(Items from a dataset)
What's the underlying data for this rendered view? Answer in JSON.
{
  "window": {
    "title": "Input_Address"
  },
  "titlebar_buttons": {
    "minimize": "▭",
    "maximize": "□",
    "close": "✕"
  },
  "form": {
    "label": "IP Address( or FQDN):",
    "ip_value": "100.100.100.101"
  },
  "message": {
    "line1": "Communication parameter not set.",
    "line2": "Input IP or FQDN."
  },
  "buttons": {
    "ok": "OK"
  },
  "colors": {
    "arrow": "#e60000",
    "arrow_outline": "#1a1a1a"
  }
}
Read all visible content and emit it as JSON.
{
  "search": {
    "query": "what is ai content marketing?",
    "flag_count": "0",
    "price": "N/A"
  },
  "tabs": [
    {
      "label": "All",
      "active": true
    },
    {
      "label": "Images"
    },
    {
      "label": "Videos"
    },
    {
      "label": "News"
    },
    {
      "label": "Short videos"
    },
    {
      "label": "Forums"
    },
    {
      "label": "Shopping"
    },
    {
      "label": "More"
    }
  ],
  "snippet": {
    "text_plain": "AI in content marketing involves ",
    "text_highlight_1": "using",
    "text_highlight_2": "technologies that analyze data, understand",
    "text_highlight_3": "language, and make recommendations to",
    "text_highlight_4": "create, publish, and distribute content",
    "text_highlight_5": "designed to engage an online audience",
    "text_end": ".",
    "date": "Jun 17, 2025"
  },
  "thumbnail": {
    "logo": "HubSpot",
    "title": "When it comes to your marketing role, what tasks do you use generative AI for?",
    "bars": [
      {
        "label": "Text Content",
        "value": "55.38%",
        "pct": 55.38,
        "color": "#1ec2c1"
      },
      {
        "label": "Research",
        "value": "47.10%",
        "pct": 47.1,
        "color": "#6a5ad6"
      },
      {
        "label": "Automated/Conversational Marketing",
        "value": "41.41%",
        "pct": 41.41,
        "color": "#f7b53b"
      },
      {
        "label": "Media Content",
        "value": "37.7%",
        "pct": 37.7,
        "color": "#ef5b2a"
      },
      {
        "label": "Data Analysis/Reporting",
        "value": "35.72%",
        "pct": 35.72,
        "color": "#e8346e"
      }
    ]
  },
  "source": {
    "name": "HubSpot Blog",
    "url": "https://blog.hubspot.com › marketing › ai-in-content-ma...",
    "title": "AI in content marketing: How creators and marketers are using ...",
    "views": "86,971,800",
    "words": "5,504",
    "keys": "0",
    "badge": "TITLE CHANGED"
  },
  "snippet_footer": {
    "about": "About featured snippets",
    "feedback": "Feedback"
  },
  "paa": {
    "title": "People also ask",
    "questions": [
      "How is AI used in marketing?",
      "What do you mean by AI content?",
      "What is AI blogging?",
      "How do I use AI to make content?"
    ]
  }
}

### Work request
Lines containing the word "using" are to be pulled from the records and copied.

### Exercise response
    "text_highlight_1": "using",
    "title": "AI in content marketing: How creators and marketers are using ...",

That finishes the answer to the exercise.